» **Your goal**
Filter these entries so that only lines with the word "this" remain.

» **Excerpted data**
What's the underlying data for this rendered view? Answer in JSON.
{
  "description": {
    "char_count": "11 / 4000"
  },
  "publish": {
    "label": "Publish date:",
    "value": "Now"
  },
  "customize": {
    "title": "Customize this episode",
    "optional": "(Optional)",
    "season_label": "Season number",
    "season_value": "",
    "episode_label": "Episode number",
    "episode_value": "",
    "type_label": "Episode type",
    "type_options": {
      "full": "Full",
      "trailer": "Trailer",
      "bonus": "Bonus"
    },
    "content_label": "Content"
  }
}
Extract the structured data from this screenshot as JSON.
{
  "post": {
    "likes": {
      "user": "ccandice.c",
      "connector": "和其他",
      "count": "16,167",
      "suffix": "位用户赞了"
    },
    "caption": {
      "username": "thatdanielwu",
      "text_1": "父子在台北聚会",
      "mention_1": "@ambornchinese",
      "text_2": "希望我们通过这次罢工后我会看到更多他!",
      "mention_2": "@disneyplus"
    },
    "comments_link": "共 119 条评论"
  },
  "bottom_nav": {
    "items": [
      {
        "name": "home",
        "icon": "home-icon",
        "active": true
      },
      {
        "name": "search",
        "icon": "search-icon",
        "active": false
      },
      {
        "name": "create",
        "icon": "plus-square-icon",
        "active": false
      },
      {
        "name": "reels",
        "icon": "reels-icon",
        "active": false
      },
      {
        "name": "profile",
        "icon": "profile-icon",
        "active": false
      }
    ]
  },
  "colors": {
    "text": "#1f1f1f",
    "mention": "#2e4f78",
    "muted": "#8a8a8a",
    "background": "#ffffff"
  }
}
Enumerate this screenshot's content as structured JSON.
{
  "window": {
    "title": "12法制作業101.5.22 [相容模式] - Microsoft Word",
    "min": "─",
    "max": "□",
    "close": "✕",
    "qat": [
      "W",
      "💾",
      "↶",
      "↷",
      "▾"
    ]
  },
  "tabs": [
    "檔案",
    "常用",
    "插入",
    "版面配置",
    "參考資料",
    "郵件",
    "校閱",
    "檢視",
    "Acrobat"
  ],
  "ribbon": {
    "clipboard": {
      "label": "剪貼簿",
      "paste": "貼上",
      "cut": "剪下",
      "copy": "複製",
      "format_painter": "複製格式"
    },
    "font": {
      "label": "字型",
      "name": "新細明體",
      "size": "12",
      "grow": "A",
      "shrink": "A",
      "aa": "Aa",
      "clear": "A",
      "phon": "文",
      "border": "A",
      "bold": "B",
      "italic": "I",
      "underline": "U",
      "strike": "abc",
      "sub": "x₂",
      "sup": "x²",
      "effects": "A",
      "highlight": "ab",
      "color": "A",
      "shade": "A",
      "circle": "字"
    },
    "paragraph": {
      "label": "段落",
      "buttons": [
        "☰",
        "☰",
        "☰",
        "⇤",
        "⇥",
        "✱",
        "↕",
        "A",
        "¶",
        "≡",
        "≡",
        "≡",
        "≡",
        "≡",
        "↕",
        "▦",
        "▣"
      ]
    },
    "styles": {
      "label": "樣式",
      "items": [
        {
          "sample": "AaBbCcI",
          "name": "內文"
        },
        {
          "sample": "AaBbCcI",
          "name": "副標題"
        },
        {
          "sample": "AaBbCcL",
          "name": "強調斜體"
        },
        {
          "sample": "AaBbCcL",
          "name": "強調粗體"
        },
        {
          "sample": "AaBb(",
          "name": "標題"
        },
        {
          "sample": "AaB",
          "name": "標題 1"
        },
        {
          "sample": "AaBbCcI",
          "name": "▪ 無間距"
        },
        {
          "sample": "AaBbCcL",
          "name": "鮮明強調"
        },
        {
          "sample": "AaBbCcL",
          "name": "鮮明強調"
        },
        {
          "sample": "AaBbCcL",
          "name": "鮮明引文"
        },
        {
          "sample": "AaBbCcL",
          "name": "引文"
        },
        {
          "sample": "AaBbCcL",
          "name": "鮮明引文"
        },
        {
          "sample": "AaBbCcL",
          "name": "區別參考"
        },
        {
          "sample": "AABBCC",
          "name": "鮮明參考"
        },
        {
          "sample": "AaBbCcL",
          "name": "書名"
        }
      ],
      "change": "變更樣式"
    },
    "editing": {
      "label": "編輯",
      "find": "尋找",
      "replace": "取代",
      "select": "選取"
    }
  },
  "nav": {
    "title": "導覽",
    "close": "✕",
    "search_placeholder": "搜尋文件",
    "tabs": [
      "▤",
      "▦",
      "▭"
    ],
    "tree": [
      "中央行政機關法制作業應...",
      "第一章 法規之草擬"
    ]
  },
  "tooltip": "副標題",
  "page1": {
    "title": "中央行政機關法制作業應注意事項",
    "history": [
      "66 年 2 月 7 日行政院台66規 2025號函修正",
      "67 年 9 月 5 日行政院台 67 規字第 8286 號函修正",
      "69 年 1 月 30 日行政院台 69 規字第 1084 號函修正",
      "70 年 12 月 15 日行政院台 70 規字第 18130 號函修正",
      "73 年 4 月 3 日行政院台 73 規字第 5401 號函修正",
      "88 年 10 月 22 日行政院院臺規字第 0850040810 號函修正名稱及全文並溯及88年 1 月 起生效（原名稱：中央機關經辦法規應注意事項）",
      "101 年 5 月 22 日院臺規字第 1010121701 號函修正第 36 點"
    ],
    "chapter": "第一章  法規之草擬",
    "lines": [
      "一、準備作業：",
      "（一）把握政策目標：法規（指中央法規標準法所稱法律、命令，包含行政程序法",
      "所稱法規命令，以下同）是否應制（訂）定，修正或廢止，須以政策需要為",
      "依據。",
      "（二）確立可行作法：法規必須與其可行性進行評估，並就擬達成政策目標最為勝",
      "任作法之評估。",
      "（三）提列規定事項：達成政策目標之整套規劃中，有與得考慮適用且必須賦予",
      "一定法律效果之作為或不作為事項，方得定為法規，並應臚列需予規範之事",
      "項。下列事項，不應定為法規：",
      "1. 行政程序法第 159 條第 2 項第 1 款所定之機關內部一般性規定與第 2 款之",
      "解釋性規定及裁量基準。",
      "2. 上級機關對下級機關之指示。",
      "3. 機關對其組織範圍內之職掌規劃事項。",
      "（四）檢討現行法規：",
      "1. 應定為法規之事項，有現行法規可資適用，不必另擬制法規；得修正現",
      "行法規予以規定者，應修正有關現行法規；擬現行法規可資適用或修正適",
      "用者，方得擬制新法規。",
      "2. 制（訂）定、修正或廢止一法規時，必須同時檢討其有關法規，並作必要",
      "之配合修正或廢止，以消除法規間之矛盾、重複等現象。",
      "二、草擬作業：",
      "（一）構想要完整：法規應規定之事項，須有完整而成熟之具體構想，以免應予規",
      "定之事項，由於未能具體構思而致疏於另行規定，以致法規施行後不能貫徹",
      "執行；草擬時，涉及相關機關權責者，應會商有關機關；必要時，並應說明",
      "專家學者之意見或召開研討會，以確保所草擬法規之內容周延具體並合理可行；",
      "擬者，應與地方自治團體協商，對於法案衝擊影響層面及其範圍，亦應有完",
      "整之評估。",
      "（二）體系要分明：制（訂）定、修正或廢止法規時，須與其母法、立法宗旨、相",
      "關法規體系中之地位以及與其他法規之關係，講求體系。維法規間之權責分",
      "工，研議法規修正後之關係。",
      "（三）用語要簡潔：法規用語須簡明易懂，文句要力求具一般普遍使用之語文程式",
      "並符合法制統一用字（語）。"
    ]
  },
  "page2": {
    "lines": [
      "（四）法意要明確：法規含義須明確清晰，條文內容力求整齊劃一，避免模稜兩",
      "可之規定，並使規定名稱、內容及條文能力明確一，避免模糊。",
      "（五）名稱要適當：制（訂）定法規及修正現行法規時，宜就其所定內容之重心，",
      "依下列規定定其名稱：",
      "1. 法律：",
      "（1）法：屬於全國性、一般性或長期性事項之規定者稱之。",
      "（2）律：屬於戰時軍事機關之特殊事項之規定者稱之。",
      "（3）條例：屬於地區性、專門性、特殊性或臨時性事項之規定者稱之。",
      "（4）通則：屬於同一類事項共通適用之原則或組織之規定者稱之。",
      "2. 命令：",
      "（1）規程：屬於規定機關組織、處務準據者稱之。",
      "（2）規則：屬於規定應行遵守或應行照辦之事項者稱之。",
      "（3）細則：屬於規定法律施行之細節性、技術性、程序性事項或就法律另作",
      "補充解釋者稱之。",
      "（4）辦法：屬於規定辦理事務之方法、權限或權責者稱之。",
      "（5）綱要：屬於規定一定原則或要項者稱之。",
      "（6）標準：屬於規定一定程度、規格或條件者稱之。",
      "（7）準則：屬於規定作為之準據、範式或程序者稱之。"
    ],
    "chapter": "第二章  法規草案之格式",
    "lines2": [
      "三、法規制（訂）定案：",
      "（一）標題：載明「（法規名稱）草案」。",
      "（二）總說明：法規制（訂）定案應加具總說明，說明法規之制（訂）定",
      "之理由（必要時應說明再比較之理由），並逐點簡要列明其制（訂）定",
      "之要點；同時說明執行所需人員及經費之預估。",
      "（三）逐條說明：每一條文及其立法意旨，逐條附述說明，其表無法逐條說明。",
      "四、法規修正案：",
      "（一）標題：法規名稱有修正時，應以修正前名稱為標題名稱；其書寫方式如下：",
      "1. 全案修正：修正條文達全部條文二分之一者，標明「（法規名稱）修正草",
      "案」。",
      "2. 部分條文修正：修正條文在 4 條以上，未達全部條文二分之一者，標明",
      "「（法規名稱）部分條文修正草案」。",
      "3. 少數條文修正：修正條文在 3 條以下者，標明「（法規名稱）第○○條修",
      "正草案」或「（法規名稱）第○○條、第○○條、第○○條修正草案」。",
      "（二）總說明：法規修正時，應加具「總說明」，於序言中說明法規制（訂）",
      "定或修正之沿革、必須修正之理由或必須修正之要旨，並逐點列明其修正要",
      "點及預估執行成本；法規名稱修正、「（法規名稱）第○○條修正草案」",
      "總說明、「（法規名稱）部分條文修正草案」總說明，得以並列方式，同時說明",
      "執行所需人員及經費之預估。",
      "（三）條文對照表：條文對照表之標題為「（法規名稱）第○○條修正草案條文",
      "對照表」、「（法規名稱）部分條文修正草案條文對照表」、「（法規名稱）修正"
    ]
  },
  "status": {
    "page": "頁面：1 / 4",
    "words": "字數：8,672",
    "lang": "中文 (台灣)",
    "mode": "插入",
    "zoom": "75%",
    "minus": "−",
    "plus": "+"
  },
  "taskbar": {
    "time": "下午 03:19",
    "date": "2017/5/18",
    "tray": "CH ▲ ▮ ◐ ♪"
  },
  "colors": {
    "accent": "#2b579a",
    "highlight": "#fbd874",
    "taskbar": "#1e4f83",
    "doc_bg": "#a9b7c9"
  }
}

» **Task result**
What's the underlying data for this rendered view? Answer in JSON.
    "title": "Customize this episode",
Extract the structured data from this screenshot as JSON.
Enumerate this screenshot's content as structured JSON.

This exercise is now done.